In January, my colleague (Randy Ziegenfuss, Ed.D.) and I presented at PA’s Association of School Administrator’s New Superintendent Academy. The focus of our presentation was district communication systems. What are communication systems, and why are they important?
We began our conversation by surfacing four key questions. We asked participants to think about these questions through their individual contexts. Resources, culture, attitudes, perspectives, perceptions, etc. could all affect how one leader responds to these questions.
- Who are our/your stakeholders?
- How do we/you communicate with different groups of stakeholders?
- How can systems promote consistent, efficient and effective communication?
- How do effective communication systems improve school culture?
We then shared ideas for communicating with some of our key stakeholders:
Students – How can you engage with students? Think Facebook, Instagram, and Twitter! Our students even have in-district gmail accounts. Social media and virtual communication can be efficient, but it is also important to have face-to-face communication with students. I volunteer as a Mystery Reader, participate in a quarterly Superintendent Advisory Council, and even visit the school cafeterias. The past two years our administrative team completed Shadow a Student!
Faculty/Staff – It is easy to become distanced from the faculty and staff, and I make time to engage formally and informally. I try to walk through each of our buildings once per week. I share blog posts about successes teachers are experiencing. Click here to view a recent blog post which celebrates School Counseling Week. I will often jot a quick hand-written note to faculty members thanking them for their work. For example, today a special education teacher told me she spent her snow day reviewing some IEPs. I sent her a tablet with a handwritten note as the top sheet. Randy and I conduct quarterly faculty meetings. We share updates and invite teachers to ask questions – all to keep the lines of communication open!

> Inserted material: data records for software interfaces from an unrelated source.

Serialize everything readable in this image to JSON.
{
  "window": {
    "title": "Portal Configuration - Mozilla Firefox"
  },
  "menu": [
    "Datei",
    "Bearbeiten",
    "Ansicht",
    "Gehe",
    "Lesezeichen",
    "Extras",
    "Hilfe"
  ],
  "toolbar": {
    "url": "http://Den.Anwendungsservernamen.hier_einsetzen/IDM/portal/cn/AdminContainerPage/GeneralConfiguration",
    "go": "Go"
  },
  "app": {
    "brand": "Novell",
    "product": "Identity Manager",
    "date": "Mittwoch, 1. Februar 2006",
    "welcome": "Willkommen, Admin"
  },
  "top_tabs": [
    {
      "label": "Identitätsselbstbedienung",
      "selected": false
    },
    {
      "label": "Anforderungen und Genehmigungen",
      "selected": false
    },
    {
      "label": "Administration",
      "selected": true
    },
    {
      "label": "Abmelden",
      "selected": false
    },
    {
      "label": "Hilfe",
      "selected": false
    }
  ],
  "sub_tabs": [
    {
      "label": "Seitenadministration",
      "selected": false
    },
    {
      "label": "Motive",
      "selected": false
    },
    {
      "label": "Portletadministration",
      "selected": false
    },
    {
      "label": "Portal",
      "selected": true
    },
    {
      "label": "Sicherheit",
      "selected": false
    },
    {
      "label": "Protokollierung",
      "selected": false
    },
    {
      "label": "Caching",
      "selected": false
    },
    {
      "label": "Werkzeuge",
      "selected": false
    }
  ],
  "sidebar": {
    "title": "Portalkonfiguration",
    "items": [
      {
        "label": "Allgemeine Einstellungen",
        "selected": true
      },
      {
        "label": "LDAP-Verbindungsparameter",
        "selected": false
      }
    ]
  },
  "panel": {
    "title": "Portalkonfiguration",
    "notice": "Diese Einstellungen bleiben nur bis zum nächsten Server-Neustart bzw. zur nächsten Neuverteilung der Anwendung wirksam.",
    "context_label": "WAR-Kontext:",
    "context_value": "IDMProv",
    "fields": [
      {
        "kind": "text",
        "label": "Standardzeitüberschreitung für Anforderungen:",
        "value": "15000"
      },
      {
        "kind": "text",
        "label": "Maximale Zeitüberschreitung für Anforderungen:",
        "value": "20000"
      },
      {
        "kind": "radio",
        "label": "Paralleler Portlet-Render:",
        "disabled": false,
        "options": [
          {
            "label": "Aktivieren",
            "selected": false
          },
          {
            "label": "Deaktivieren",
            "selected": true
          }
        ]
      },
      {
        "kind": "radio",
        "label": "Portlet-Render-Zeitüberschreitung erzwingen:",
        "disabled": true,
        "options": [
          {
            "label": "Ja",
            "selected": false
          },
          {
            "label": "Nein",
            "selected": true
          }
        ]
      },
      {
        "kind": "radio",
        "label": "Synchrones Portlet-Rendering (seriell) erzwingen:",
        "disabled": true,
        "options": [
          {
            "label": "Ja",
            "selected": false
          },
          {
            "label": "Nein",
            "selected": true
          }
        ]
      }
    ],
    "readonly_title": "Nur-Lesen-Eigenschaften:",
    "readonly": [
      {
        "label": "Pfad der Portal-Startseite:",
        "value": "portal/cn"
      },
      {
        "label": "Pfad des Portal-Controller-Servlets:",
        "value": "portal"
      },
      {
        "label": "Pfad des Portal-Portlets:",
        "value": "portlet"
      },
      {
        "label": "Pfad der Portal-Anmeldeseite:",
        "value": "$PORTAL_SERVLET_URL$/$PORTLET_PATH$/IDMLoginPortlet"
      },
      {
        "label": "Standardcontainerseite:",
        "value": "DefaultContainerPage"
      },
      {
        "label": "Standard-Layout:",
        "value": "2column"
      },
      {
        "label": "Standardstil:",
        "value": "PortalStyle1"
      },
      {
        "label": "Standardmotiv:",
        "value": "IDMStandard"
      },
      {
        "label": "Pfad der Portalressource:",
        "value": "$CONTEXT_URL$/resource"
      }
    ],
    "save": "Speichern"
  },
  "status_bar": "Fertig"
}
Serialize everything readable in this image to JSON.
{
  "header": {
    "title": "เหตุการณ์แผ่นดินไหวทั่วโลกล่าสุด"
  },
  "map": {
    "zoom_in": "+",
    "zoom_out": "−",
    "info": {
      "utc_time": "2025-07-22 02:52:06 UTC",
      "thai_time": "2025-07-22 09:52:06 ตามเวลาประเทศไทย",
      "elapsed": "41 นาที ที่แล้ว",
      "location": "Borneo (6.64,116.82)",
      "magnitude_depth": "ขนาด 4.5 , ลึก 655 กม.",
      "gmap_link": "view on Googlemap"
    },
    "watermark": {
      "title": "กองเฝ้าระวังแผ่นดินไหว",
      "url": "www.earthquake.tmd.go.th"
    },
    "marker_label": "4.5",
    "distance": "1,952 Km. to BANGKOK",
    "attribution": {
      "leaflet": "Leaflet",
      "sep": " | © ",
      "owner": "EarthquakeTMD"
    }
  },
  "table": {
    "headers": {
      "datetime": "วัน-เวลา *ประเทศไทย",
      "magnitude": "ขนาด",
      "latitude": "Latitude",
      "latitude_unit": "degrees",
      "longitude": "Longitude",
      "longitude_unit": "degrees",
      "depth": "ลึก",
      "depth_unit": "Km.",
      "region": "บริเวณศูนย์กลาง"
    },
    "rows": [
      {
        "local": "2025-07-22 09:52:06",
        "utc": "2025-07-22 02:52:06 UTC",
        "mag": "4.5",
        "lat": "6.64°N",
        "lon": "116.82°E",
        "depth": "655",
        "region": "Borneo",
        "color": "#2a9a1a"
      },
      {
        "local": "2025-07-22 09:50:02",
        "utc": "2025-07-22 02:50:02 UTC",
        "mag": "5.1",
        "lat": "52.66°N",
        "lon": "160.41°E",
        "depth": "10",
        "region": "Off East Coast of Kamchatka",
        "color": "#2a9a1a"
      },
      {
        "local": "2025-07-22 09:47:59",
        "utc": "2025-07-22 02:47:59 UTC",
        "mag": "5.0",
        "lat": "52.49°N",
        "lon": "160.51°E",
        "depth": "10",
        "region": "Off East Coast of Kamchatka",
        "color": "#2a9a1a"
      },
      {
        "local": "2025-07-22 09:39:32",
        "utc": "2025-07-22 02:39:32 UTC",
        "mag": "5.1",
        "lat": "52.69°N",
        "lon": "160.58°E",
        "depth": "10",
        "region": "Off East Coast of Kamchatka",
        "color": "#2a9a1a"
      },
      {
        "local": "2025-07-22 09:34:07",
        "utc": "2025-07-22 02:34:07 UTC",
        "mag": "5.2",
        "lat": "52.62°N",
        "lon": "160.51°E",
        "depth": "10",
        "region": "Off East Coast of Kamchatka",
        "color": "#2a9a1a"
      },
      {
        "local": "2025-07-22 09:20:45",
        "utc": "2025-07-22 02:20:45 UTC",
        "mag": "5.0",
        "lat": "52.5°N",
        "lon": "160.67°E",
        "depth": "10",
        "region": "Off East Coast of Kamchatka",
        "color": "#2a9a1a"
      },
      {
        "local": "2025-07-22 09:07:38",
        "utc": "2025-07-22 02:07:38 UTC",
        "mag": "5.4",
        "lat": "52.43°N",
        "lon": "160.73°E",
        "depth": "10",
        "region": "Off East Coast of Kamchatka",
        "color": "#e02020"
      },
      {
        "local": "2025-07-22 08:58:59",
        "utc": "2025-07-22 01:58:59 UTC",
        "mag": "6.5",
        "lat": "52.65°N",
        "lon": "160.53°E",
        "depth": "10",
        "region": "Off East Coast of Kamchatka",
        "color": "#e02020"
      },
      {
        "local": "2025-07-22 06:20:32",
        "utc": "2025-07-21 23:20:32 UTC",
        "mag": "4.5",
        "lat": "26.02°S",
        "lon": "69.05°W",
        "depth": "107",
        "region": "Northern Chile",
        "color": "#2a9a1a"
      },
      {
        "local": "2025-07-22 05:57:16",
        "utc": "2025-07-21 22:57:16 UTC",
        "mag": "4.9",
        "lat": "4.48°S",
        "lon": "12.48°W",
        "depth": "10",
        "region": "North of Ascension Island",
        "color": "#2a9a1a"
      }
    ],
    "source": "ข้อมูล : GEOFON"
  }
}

Administrators – I really value the relationships I have with our administrators. I work hard to communicate effectively and be responsive. We have implemented a couple of structures – monthly administration team meetings and monthly one-on-one check-in meetings. Additionally, I try to stop by the buildings and spend some time informally hanging out in the office. This gives us time to catch up, explore any current challenges, and develop our relationship. We did try to use Voxer with our team, but it did not fit our needs, and the team did not value using another tool.
Board Members – Communicating with the board is essential to developing trust. Our board works diligently to allocate resources for our students. They ask thoughtful questions, share perspectives, and make difficult choices in the best interest of the organization. We spend time with committee chairs prior to each meeting so there are no surprises on the agenda. In addition to a written bi-weekly report, we collaboratively share an update each month during the Superintendent’s report at the Board meeting. We also invite our board to our state School Board conference and spend time learning together.
Parents – I have spent a lot of time getting to know our parents over the last couple of years. I visit the parent drop-off/ pick-up lines at the elementary schools, attend PTA/PTO meetings, speak briefly at all Open Houses, and participate in Coffee and Conversation with Randy and parents. It is my hope that all parents know who I am and are willing to contact me if they have a question, concern, or compliment!
Associations/Unions – We have two unions in our district (teachers/professional and support staff). We have strong relationships with both of our unions. Meeting with the leadership informally every month keeps the lines of communication open! When there is a concern or issue, either side shares the challenge and we discuss solutions together.
Effective communication is one strategy to develop strong relationships with stakeholders. Click here to view our collaborative presentation on developing communication systems. Who are your stakeholders, and how can you develop systems to communicate with them?